Setting up the light traps while serenaded by a garden warbler, he was keen to see what effect the winter had had on moth numbers at this his ‘favourite place’. The other surveyor, Martin, kept the requisite distance, manning his own traps and Alan tells me that, as they ate their lunch (around midnight) ‘there were a lot of bats zooming about’ – no doubt themselves lunching on the moths!
By the time the last trap light was turned off at 3.45 am, they were both ‘very satisfied with a wonderful night’s moth recording’. They’d counted in the region of 90 species, including at least 5 new for Sun Rising. When at last Alan made it to bed, he was ‘aching all over from not having done anything much for months,’ but ‘happily dozed off quickly with a big smile on my face’.

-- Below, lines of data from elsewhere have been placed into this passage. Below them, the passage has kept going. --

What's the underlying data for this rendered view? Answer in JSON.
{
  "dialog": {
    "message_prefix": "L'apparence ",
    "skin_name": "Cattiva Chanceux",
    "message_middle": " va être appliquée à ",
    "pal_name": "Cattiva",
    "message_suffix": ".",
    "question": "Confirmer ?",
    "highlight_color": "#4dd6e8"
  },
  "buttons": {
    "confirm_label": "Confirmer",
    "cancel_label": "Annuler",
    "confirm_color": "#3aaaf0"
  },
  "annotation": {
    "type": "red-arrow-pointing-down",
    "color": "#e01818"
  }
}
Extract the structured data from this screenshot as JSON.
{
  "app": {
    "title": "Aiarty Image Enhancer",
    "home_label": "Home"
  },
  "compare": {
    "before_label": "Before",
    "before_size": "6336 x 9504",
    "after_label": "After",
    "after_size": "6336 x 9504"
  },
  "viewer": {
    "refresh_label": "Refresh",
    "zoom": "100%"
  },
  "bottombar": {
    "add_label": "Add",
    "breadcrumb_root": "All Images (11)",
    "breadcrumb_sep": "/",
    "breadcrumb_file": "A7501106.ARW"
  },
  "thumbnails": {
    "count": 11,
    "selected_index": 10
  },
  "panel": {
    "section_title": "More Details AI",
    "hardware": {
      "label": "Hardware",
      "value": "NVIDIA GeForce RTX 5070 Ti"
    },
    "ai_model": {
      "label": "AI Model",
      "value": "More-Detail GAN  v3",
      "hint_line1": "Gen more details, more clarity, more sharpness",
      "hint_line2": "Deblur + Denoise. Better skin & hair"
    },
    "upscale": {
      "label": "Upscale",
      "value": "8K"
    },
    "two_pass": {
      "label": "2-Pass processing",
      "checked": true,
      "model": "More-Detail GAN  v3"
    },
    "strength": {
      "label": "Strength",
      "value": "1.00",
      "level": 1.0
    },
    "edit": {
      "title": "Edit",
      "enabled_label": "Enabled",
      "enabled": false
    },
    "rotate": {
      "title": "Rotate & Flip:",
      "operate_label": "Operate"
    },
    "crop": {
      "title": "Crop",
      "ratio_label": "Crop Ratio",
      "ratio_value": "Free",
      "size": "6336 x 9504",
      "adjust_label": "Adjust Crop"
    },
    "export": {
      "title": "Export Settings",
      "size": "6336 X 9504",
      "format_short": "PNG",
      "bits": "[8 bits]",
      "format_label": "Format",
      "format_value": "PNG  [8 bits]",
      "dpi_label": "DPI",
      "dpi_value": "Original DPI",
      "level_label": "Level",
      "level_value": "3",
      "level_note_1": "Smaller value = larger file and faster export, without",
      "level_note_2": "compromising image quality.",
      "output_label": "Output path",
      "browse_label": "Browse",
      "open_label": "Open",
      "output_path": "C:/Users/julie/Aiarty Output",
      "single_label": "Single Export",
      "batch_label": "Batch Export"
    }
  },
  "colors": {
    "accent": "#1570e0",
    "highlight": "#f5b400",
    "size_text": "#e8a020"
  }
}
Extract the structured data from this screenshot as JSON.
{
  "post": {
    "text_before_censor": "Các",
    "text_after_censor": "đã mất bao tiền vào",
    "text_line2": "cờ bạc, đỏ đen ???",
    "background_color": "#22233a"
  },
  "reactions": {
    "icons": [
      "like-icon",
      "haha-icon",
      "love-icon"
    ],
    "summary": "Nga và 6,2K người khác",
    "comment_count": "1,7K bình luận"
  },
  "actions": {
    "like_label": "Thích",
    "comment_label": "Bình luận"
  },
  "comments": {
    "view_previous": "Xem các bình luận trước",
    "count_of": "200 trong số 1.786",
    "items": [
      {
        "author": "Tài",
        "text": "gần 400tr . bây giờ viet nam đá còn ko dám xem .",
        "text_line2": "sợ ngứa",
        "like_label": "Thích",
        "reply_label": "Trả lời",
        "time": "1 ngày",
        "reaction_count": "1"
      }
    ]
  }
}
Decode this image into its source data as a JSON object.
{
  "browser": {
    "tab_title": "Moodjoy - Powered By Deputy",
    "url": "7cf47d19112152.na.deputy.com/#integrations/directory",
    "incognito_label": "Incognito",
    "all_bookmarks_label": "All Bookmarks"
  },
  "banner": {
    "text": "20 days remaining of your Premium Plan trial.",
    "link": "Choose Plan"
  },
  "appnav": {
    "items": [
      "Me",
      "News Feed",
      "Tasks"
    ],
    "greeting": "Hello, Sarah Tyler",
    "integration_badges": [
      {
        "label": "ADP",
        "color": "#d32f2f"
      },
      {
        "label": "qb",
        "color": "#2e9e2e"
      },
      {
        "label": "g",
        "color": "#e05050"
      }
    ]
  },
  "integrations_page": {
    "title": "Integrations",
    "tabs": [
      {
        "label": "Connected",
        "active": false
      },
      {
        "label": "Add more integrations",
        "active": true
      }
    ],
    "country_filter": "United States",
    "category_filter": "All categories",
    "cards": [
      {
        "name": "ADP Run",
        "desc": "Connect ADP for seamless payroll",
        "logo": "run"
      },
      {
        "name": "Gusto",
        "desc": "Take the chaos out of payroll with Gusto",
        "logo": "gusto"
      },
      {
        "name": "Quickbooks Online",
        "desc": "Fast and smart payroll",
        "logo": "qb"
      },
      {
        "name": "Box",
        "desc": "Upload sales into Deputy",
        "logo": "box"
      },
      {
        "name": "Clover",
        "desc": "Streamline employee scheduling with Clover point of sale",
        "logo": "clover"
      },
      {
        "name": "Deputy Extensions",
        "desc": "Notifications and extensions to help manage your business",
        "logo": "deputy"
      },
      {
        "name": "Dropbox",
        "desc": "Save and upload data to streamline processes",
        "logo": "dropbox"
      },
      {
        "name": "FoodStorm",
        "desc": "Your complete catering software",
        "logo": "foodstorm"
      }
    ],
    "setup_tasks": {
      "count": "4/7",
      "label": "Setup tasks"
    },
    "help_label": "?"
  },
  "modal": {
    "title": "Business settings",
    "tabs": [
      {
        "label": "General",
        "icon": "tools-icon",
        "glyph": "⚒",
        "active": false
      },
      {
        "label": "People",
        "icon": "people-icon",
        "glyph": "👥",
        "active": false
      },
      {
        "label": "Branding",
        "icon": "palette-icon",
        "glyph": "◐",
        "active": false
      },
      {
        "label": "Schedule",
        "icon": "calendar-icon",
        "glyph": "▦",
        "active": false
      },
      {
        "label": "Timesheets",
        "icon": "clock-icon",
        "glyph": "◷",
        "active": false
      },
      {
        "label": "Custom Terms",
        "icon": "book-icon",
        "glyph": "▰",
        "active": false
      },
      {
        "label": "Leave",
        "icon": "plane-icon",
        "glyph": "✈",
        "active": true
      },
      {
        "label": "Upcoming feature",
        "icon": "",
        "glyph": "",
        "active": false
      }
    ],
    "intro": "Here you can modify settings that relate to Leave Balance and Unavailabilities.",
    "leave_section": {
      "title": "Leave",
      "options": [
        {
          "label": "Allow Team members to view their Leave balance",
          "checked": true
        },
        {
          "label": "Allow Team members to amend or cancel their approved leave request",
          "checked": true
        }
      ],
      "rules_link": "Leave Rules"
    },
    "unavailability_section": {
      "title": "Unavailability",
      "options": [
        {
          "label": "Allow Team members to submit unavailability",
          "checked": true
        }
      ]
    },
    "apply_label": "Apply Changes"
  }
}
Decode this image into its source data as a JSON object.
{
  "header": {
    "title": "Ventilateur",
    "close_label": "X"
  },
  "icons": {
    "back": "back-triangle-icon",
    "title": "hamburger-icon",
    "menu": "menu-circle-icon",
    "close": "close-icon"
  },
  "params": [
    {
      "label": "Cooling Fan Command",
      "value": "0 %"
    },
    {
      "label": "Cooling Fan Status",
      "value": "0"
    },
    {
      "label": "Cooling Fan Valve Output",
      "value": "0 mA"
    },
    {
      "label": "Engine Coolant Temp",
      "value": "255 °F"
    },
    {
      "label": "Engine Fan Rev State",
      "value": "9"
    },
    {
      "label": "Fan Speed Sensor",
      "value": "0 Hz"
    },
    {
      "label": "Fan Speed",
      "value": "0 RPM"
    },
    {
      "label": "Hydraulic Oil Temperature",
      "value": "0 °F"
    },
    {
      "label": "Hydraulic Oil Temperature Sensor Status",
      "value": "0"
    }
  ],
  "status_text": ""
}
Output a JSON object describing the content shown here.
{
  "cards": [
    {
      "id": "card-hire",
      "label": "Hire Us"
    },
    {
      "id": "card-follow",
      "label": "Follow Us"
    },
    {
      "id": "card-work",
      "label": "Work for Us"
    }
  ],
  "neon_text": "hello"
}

Nature doesn’t make science easy: there are so many variables for each situation. In this case, worried as we were about the winter’s effect, a beautifully calm and warm night produced a very good result in terms of numbers and species. We know that the developing nature reserve is helping to build numbers on site; for example, this alder moth was seen for the first time, perhaps because of the alder trees we’ve planted which are now doing so well. It’ll take a few more months of surveys and data to give a clear picture. Hopefully, we’ll see some resilience and many more beautiful moths.